Provided data:
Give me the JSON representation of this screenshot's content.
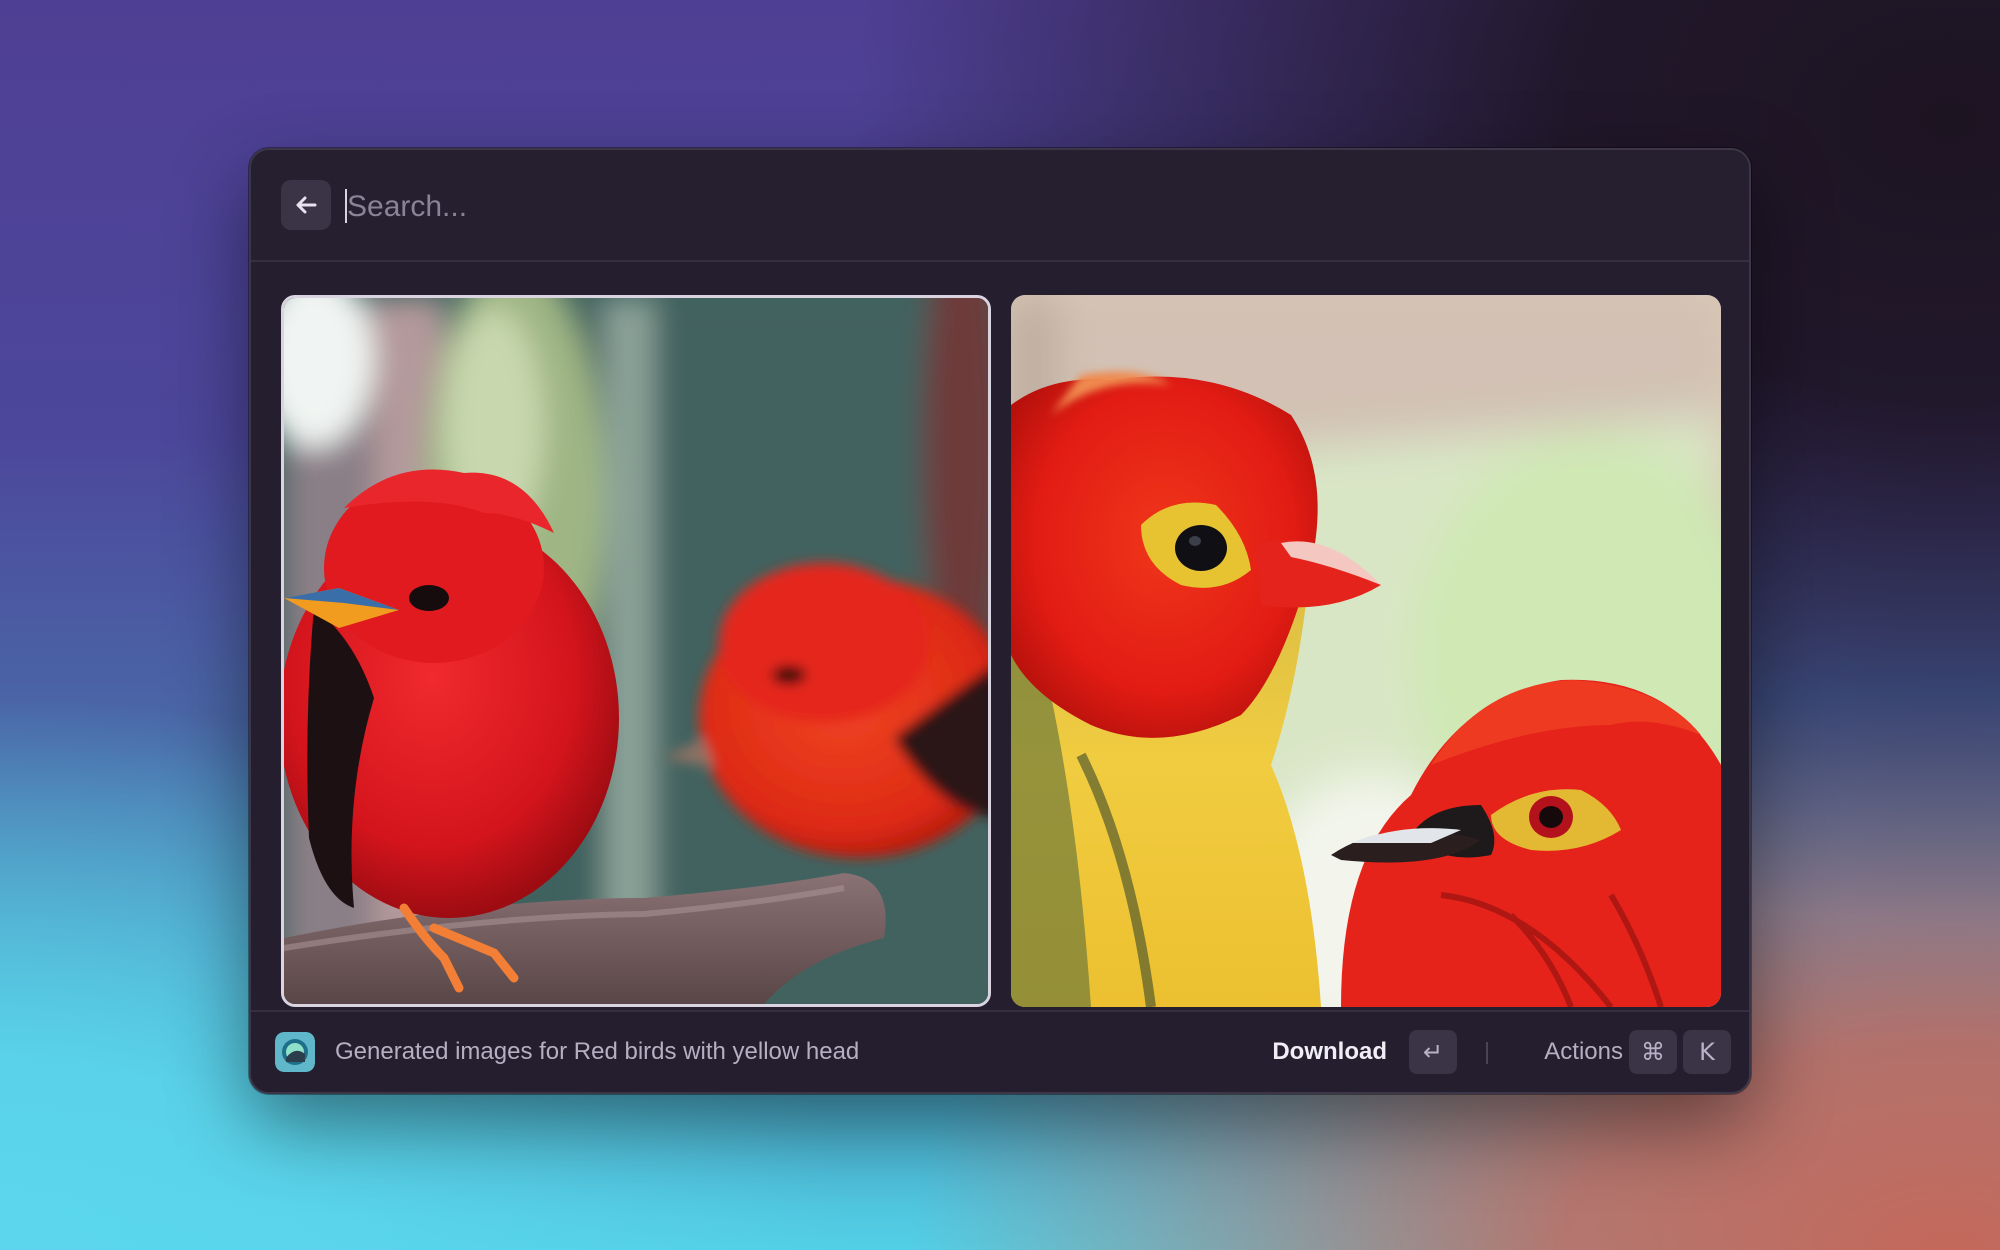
{
  "search": {
    "placeholder": "Search...",
    "value": ""
  },
  "header": {
    "back_icon": "arrow-left-icon"
  },
  "images": [
    {
      "name": "generated-image-1",
      "selected": true
    },
    {
      "name": "generated-image-2",
      "selected": false
    }
  ],
  "footer": {
    "app_icon": "image-generator-icon",
    "title": "Generated images for Red birds with yellow head",
    "primary_action": "Download",
    "primary_shortcut": "↵",
    "actions_label": "Actions",
    "actions_shortcut_mod": "⌘",
    "actions_shortcut_key": "K"
  },
  "colors": {
    "window_bg": "#241e2f",
    "key_bg": "#3a3446",
    "selected_border": "#d9d4df"
  }
}
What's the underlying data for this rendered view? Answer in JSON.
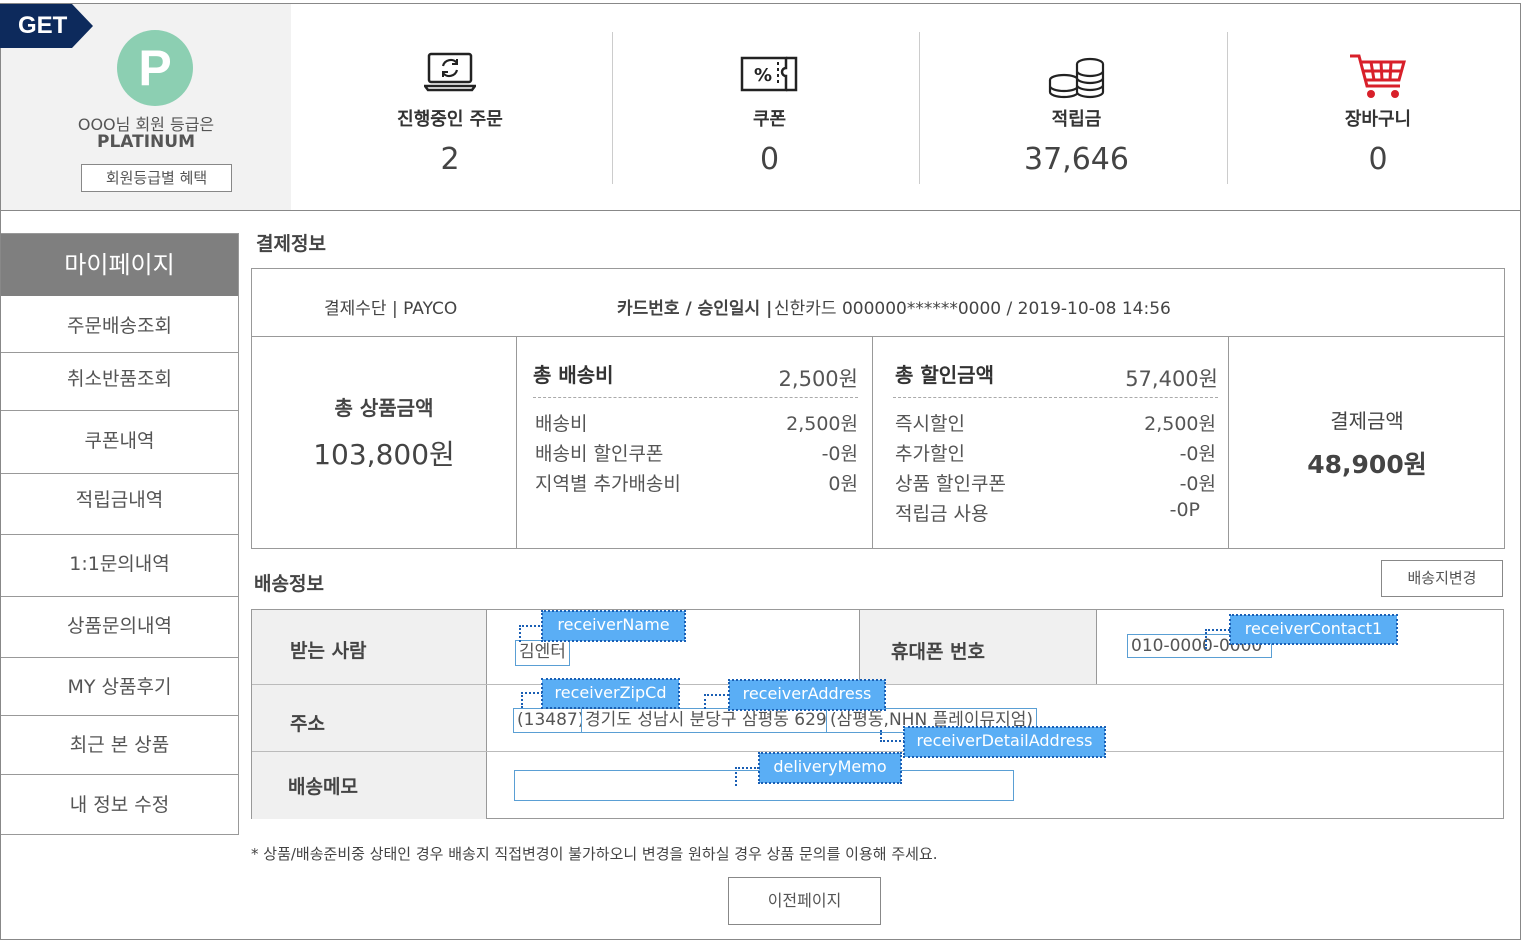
{
  "profile": {
    "badge": "GET",
    "logo_letter": "P",
    "grade_line": "OOO님 회원 등급은",
    "grade_name": "PLATINUM",
    "benefit_button": "회원등급별 혜택"
  },
  "stats": [
    {
      "label": "진행중인 주문",
      "value": "2",
      "icon": "laptop-refresh-icon"
    },
    {
      "label": "쿠폰",
      "value": "0",
      "icon": "coupon-icon"
    },
    {
      "label": "적립금",
      "value": "37,646",
      "icon": "coins-icon"
    },
    {
      "label": "장바구니",
      "value": "0",
      "icon": "cart-icon"
    }
  ],
  "sidebar": {
    "title": "마이페이지",
    "items": [
      "주문배송조회",
      "취소반품조회",
      "쿠폰내역",
      "적립금내역",
      "1:1문의내역",
      "상품문의내역",
      "MY 상품후기",
      "최근 본 상품",
      "내 정보 수정"
    ]
  },
  "payment": {
    "section_title": "결제정보",
    "method": "결제수단 | PAYCO",
    "card_label": "카드번호 / 승인일시 |",
    "card_value": "신한카드 000000******0000 / 2019-10-08 14:56",
    "product_total_label": "총 상품금액",
    "product_total_value": "103,800원",
    "shipping": {
      "title": "총 배송비",
      "total": "2,500원",
      "rows": [
        {
          "label": "배송비",
          "value": "2,500원"
        },
        {
          "label": "배송비 할인쿠폰",
          "value": "-0원"
        },
        {
          "label": "지역별 추가배송비",
          "value": "0원"
        }
      ]
    },
    "discount": {
      "title": "총 할인금액",
      "total": "57,400원",
      "rows": [
        {
          "label": "즉시할인",
          "value": "2,500원"
        },
        {
          "label": "추가할인",
          "value": "-0원"
        },
        {
          "label": "상품 할인쿠폰",
          "value": "-0원"
        },
        {
          "label": "적립금 사용",
          "value": "-0P"
        }
      ]
    },
    "final_label": "결제금액",
    "final_value": "48,900원"
  },
  "delivery": {
    "section_title": "배송정보",
    "change_button": "배송지변경",
    "receiver_label": "받는 사람",
    "receiver_value": "김엔터",
    "phone_label": "휴대폰 번호",
    "phone_value": "010-0000-0000",
    "address_label": "주소",
    "zip_value": "(13487)",
    "address_value": "경기도 성남시 분당구 삼평동 629",
    "detail_value": "(삼평동,NHN 플레이뮤지엄)",
    "memo_label": "배송메모",
    "memo_value": "",
    "tags": {
      "name": "receiverName",
      "contact": "receiverContact1",
      "zip": "receiverZipCd",
      "address": "receiverAddress",
      "detail": "receiverDetailAddress",
      "memo": "deliveryMemo"
    }
  },
  "notice": "* 상품/배송준비중 상태인 경우 배송지 직접변경이 불가하오니 변경을 원하실 경우 상품 문의를 이용해 주세요.",
  "prev_button": "이전페이지"
}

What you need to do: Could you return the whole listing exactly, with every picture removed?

Task solution:
Give me the JSON representation of this screenshot's content.
{
  "search": {
    "placeholder": "Search...",
    "value": ""
  },
  "header": {
    "back_icon": "arrow-left-icon"
  },
  "images": [
    {
      "name": "generated-image-1",
      "selected": true
    },
    {
      "name": "generated-image-2",
      "selected": false
    }
  ],
  "footer": {
    "app_icon": "image-generator-icon",
    "title": "Generated images for Red birds with yellow head",
    "primary_action": "Download",
    "primary_shortcut": "↵",
    "actions_label": "Actions",
    "actions_shortcut_mod": "⌘",
    "actions_shortcut_key": "K"
  },
  "colors": {
    "window_bg": "#241e2f",
    "key_bg": "#3a3446",
    "selected_border": "#d9d4df"
  }
}
What's the underlying data for this rendered view? Answer in JSON.
{
  "profile": {
    "badge": "GET",
    "logo_letter": "P",
    "grade_line": "OOO님 회원 등급은",
    "grade_name": "PLATINUM",
    "benefit_button": "회원등급별 혜택"
  },
  "stats": [
    {
      "label": "진행중인 주문",
      "value": "2",
      "icon": "laptop-refresh-icon"
    },
    {
      "label": "쿠폰",
      "value": "0",
      "icon": "coupon-icon"
    },
    {
      "label": "적립금",
      "value": "37,646",
      "icon": "coins-icon"
    },
    {
      "label": "장바구니",
      "value": "0",
      "icon": "cart-icon"
    }
  ],
  "sidebar": {
    "title": "마이페이지",
    "items": [
      "주문배송조회",
      "취소반품조회",
      "쿠폰내역",
      "적립금내역",
      "1:1문의내역",
      "상품문의내역",
      "MY 상품후기",
      "최근 본 상품",
      "내 정보 수정"
    ]
  },
  "payment": {
    "section_title": "결제정보",
    "method": "결제수단 | PAYCO",
    "card_label": "카드번호 / 승인일시 |",
    "card_value": "신한카드 000000******0000 / 2019-10-08 14:56",
    "product_total_label": "총 상품금액",
    "product_total_value": "103,800원",
    "shipping": {
      "title": "총 배송비",
      "total": "2,500원",
      "rows": [
        {
          "label": "배송비",
          "value": "2,500원"
        },
        {
          "label": "배송비 할인쿠폰",
          "value": "-0원"
        },
        {
          "label": "지역별 추가배송비",
          "value": "0원"
        }
      ]
    },
    "discount": {
      "title": "총 할인금액",
      "total": "57,400원",
      "rows": [
        {
          "label": "즉시할인",
          "value": "2,500원"
        },
        {
          "label": "추가할인",
          "value": "-0원"
        },
        {
          "label": "상품 할인쿠폰",
          "value": "-0원"
        },
        {
          "label": "적립금 사용",
          "value": "-0P"
        }
      ]
    },
    "final_label": "결제금액",
    "final_value": "48,900원"
  },
  "delivery": {
    "section_title": "배송정보",
    "change_button": "배송지변경",
    "receiver_label": "받는 사람",
    "receiver_value": "김엔터",
    "phone_label": "휴대폰 번호",
    "phone_value": "010-0000-0000",
    "address_label": "주소",
    "zip_value": "(13487)",
    "address_value": "경기도 성남시 분당구 삼평동 629",
    "detail_value": "(삼평동,NHN 플레이뮤지엄)",
    "memo_label": "배송메모",
    "memo_value": "",
    "tags": {
      "name": "receiverName",
      "contact": "receiverContact1",
      "zip": "receiverZipCd",
      "address": "receiverAddress",
      "detail": "receiverDetailAddress",
      "memo": "deliveryMemo"
    }
  },
  "notice": "* 상품/배송준비중 상태인 경우 배송지 직접변경이 불가하오니 변경을 원하실 경우 상품 문의를 이용해 주세요.",
  "prev_button": "이전페이지"
}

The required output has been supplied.